On the other hand, quantitative concepts and methods are superior to the qualitative ones on principled grounds, as has been shown above. The quantitative ones enable a more adequate description of reality by providing an arbitrarily fine resolution. Between the two extreme poles yes/no, true/false, 1/0 of qualitative concepts, as many grades as are needed can be dis-tinguished up to the infinitely many “grades” of the continuum.
Generally spoken, the development of quantitative methods aims at improving the exactness and precision of the possible statements on the properties of linguistic and textual objects. Exactness depends, in fact, on two factors:
- on the acuity of the definition of a concept and
- on the quality of the measurement methods with which the given property can be determined. Success in defining a linguistic property with sufficiently crisp concepts enables us to operate it with mathematical means, provided the operations correspond to the scale level (cf. above) of the concepts.

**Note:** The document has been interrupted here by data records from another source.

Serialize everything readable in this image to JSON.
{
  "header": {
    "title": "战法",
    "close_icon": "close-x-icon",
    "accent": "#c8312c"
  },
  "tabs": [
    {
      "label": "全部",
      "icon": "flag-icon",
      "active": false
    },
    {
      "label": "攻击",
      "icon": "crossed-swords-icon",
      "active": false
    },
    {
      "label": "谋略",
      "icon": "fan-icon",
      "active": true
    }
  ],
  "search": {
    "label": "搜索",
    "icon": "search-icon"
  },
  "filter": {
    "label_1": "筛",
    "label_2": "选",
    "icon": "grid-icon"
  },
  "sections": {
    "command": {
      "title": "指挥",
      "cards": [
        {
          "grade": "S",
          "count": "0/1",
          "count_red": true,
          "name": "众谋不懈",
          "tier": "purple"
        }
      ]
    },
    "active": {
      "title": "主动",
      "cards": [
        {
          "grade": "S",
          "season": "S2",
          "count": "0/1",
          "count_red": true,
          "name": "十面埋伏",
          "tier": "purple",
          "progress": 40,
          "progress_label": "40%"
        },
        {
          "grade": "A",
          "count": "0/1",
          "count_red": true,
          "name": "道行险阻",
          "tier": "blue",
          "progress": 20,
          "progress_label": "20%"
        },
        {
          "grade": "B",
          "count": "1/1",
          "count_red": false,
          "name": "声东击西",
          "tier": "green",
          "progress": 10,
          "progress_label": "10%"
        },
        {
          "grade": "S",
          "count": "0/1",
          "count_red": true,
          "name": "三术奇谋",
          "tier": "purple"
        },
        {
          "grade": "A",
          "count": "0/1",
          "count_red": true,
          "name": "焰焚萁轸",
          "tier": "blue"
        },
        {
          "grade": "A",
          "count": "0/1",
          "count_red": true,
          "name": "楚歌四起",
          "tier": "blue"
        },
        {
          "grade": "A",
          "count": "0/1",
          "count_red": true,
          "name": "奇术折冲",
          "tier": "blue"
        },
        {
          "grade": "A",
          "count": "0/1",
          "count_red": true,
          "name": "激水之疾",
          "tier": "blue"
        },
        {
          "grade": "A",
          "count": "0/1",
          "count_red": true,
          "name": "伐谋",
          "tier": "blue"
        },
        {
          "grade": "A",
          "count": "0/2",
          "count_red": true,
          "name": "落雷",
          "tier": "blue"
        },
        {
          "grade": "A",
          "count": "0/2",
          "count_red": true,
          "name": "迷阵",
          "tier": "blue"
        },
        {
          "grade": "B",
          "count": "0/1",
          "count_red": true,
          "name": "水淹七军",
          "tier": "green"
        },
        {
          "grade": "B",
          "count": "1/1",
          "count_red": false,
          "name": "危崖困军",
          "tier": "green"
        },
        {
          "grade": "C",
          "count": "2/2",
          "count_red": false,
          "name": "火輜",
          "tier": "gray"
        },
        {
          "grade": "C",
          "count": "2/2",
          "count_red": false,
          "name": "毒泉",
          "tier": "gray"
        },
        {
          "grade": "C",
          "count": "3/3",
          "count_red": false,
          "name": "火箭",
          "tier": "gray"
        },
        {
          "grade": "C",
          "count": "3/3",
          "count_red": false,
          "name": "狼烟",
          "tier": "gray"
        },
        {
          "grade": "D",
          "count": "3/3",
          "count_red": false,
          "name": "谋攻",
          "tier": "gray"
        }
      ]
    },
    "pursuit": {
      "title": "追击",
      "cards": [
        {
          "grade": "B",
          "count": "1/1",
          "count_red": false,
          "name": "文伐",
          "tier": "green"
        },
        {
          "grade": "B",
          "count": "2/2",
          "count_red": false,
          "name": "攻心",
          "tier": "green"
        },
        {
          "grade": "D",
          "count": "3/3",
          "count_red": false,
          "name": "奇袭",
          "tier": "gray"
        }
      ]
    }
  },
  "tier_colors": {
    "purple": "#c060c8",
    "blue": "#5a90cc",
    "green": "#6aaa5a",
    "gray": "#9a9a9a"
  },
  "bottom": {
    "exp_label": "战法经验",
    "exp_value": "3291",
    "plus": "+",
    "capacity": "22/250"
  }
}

Such operations help us deriving new insights which would not be possible without them: appraisal criteria which exist at the time being only in a subjective, tentative form can be made objective and operationalised (e.g. in stylistics), interrelations between units and properties can be detected, which remain invisible to qualitative methods, and workable methods for technical and other fields of application can be found where traditional linguistic methods fail or produce inappropriate results due to the stochastic properties of the data or to the sheer mass of them (e.g., in Natural Language Processing).
Köhler, Reinhard: Gegenstand und Arbeitsweise der quantitativen Linguistik. In: Reinhard Köhler, Gabriel Altmann and Rajmund G. Piotrowski [eds.]: Quantitative Linguistik. Ein internationales Handbuch. Quantitative Linguistics. An international Handbook. (=HSK27) Berlin, New York: de Gruyter, pp. 1-15.
Köhler, Reinhard, Altmann, Gabriel: “Quantitative Linguistics”. In: The Cambridge Encyclopedia of the Language Sciences, ed. Patrick Colm Hogan, (to appear).
Hempel, Carl Gustav (1952), Fundametals of concept formation in empirical science. In: International Encyclopedia of Unified Science II 7. Chicago.
Kutschera, Franz von (1972), Wissenschaftstheorie Bd. 1. München: Fink.
Popper, Karl R. (31971), Das Elend des Historizismus. Tübingen: Mohr.